§ **What is expected**
All lines holding the string "file" should be copied from the data below.

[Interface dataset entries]

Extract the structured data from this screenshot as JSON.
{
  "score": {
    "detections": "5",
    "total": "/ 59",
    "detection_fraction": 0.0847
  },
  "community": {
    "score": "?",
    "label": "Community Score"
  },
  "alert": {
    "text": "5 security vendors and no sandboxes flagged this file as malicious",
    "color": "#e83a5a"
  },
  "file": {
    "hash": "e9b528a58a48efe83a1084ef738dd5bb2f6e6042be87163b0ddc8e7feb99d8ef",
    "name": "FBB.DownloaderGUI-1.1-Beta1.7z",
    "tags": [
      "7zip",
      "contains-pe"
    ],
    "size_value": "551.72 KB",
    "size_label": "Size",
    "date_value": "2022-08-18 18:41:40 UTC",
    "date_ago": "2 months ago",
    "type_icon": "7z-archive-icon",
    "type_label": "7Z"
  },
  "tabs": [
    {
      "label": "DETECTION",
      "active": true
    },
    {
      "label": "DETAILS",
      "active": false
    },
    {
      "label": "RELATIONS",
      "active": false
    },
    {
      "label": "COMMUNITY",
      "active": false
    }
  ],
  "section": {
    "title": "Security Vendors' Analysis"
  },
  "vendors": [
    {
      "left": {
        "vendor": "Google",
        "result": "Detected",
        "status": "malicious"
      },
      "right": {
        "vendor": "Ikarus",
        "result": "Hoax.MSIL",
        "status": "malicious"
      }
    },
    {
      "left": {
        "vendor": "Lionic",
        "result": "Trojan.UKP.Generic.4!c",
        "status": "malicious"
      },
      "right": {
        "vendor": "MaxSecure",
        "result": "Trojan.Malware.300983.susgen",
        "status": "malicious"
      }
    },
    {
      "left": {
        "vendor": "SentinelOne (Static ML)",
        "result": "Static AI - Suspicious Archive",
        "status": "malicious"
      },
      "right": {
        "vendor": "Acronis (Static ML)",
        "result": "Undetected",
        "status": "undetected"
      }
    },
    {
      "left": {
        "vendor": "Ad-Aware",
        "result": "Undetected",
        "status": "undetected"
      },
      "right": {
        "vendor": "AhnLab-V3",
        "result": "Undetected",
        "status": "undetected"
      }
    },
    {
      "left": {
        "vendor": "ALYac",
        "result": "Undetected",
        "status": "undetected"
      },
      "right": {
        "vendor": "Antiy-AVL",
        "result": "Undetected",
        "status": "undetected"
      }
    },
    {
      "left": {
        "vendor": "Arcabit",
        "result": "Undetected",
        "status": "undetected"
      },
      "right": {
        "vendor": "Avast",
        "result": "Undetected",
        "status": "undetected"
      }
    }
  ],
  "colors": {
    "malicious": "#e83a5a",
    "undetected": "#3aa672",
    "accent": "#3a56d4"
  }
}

§ **Solution for this exercise**
    "text": "5 security vendors and no sandboxes flagged this file as malicious",
  "file": {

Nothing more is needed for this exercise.